“It was the most difficult challenge of my life,” said the Keene State senior without hesitation to the question of his transition process. “When you get out, you feel like you’re on your own.”
Fino arrived back in California after his second deployment in August of 2013. His first rule of order being back in the states was to move out of his apartment in twentynine Palms Marine Base, California, and make his way back to Derry, New Hampshire, which was a 2,910 mile journey across the country he committed five years of his life serving.
“I spent about two weeks with my family, and all of a sudden I was in a dorm room with two 18 year old kids,” said Fino. “It was a blur.”
In a month, he’d been from Afghanistan to California to New Hampshire, finally moving into his first college dorm, all at the age of 23.
After two months of living in Randall Hall, Fino decided to move to a single dorm room in Monadnock. “I couldn’t do it,” he said. “There were a bunch of drunk 18-year-olds running around so if they got caught, I would be found responsible because I was obviously over 21. I’m still good friends with all of them, I just wanted to separate myself from that awkward situation.”
Fino’s original goal was to go to college, even when he decided to enlist in the Marines.
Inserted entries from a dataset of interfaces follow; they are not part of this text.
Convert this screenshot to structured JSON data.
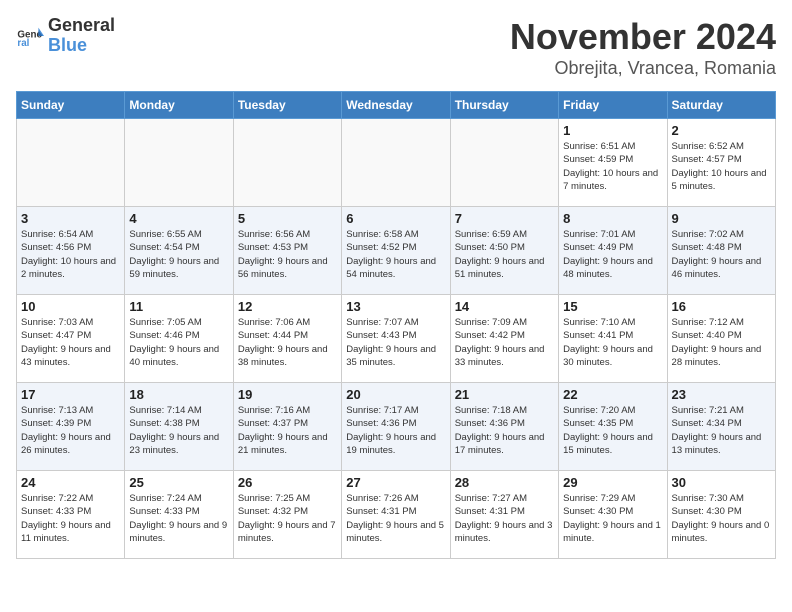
{
  "logo": {
    "general": "General",
    "blue": "Blue"
  },
  "title": "November 2024",
  "location": "Obrejita, Vrancea, Romania",
  "days_of_week": [
    "Sunday",
    "Monday",
    "Tuesday",
    "Wednesday",
    "Thursday",
    "Friday",
    "Saturday"
  ],
  "weeks": [
    [
      {
        "day": "",
        "info": ""
      },
      {
        "day": "",
        "info": ""
      },
      {
        "day": "",
        "info": ""
      },
      {
        "day": "",
        "info": ""
      },
      {
        "day": "",
        "info": ""
      },
      {
        "day": "1",
        "info": "Sunrise: 6:51 AM\nSunset: 4:59 PM\nDaylight: 10 hours and 7 minutes."
      },
      {
        "day": "2",
        "info": "Sunrise: 6:52 AM\nSunset: 4:57 PM\nDaylight: 10 hours and 5 minutes."
      }
    ],
    [
      {
        "day": "3",
        "info": "Sunrise: 6:54 AM\nSunset: 4:56 PM\nDaylight: 10 hours and 2 minutes."
      },
      {
        "day": "4",
        "info": "Sunrise: 6:55 AM\nSunset: 4:54 PM\nDaylight: 9 hours and 59 minutes."
      },
      {
        "day": "5",
        "info": "Sunrise: 6:56 AM\nSunset: 4:53 PM\nDaylight: 9 hours and 56 minutes."
      },
      {
        "day": "6",
        "info": "Sunrise: 6:58 AM\nSunset: 4:52 PM\nDaylight: 9 hours and 54 minutes."
      },
      {
        "day": "7",
        "info": "Sunrise: 6:59 AM\nSunset: 4:50 PM\nDaylight: 9 hours and 51 minutes."
      },
      {
        "day": "8",
        "info": "Sunrise: 7:01 AM\nSunset: 4:49 PM\nDaylight: 9 hours and 48 minutes."
      },
      {
        "day": "9",
        "info": "Sunrise: 7:02 AM\nSunset: 4:48 PM\nDaylight: 9 hours and 46 minutes."
      }
    ],
    [
      {
        "day": "10",
        "info": "Sunrise: 7:03 AM\nSunset: 4:47 PM\nDaylight: 9 hours and 43 minutes."
      },
      {
        "day": "11",
        "info": "Sunrise: 7:05 AM\nSunset: 4:46 PM\nDaylight: 9 hours and 40 minutes."
      },
      {
        "day": "12",
        "info": "Sunrise: 7:06 AM\nSunset: 4:44 PM\nDaylight: 9 hours and 38 minutes."
      },
      {
        "day": "13",
        "info": "Sunrise: 7:07 AM\nSunset: 4:43 PM\nDaylight: 9 hours and 35 minutes."
      },
      {
        "day": "14",
        "info": "Sunrise: 7:09 AM\nSunset: 4:42 PM\nDaylight: 9 hours and 33 minutes."
      },
      {
        "day": "15",
        "info": "Sunrise: 7:10 AM\nSunset: 4:41 PM\nDaylight: 9 hours and 30 minutes."
      },
      {
        "day": "16",
        "info": "Sunrise: 7:12 AM\nSunset: 4:40 PM\nDaylight: 9 hours and 28 minutes."
      }
    ],
    [
      {
        "day": "17",
        "info": "Sunrise: 7:13 AM\nSunset: 4:39 PM\nDaylight: 9 hours and 26 minutes."
      },
      {
        "day": "18",
        "info": "Sunrise: 7:14 AM\nSunset: 4:38 PM\nDaylight: 9 hours and 23 minutes."
      },
      {
        "day": "19",
        "info": "Sunrise: 7:16 AM\nSunset: 4:37 PM\nDaylight: 9 hours and 21 minutes."
      },
      {
        "day": "20",
        "info": "Sunrise: 7:17 AM\nSunset: 4:36 PM\nDaylight: 9 hours and 19 minutes."
      },
      {
        "day": "21",
        "info": "Sunrise: 7:18 AM\nSunset: 4:36 PM\nDaylight: 9 hours and 17 minutes."
      },
      {
        "day": "22",
        "info": "Sunrise: 7:20 AM\nSunset: 4:35 PM\nDaylight: 9 hours and 15 minutes."
      },
      {
        "day": "23",
        "info": "Sunrise: 7:21 AM\nSunset: 4:34 PM\nDaylight: 9 hours and 13 minutes."
      }
    ],
    [
      {
        "day": "24",
        "info": "Sunrise: 7:22 AM\nSunset: 4:33 PM\nDaylight: 9 hours and 11 minutes."
      },
      {
        "day": "25",
        "info": "Sunrise: 7:24 AM\nSunset: 4:33 PM\nDaylight: 9 hours and 9 minutes."
      },
      {
        "day": "26",
        "info": "Sunrise: 7:25 AM\nSunset: 4:32 PM\nDaylight: 9 hours and 7 minutes."
      },
      {
        "day": "27",
        "info": "Sunrise: 7:26 AM\nSunset: 4:31 PM\nDaylight: 9 hours and 5 minutes."
      },
      {
        "day": "28",
        "info": "Sunrise: 7:27 AM\nSunset: 4:31 PM\nDaylight: 9 hours and 3 minutes."
      },
      {
        "day": "29",
        "info": "Sunrise: 7:29 AM\nSunset: 4:30 PM\nDaylight: 9 hours and 1 minute."
      },
      {
        "day": "30",
        "info": "Sunrise: 7:30 AM\nSunset: 4:30 PM\nDaylight: 9 hours and 0 minutes."
      }
    ]
  ]
}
He will be graduating this fall with a Bachelor’s Degree in Computer Science. He’s currently attending job interviews and wants to work in Information Technology or networking.
“This school’s been pretty good to me. My professors have been pro-veteran, regardless of their political spectrum, and I’ve had both ends,” he said.
“I think they should pay more attention to that, on veteran outreach, especially for new student veterans so they don’t have to feel like they’re taking it all in by themselves,” said Fino. “It can be overwhelming, and leaving that extremely structured lifestyle in the service, to being in college can make you feel like you’re alone.
“They should not put veterans with 18-year-olds. They should put them with somebody who’s over 21, or somebody sort of their age or even ideally another veteran if that’s even possible,” said Fino.
All students at Keene State are required to live on campus for a minimum of two years, including student veterans.
According to the Director of Residential Life and Housing Kent Drake-Deese, there are currently 34 veterans enrolled at Keene State. Drake-Deese is also the chair of the Veteran Student Advisory Committee (VSAC), and has, for the last three years, hosted a luncheon for student, staff and faculty veterans.
Drake-Deese said, “There are no student veteran groups on campus and that [VSAC] is pretty much all there is.”
Fino claims that more veteran support services may or may not have helped during his first year at Keene, especially for new student veterans who “don’t have to feel like they’re taking it all [in] by themselves.”
The Washington Post said “Roughly 2.4 million active members of the armed forces have left military service and returned to civilian life,” and that “in the next four years, another million” will be making the same transition.
New Hampshire has the eighth highest population of veterans per capita in the nation. New Hampshire residents represent nine percent of the state’s total population, according to naminnh.com.
Keene State College has seen an influx in student veteran applications this year.
According to Senior Business Services Assistant Robyn Lucius, “Some of our V[eterans] A[ssociation] guys we work closely with [and] encourage attending local schools to veterans so that could contribute to the rising number of applicants,” said Lucius.
When asked if she has to deal with any problems regarding veterans accessing their benefits, she responded, “Not really, as long as information is received timely, it’s a pretty basic process. Certain branches get different benefits, we just have to certify them and the rest is between the student and the VA.”
Marc Apesos can be contacted at firstname.lastname@example.org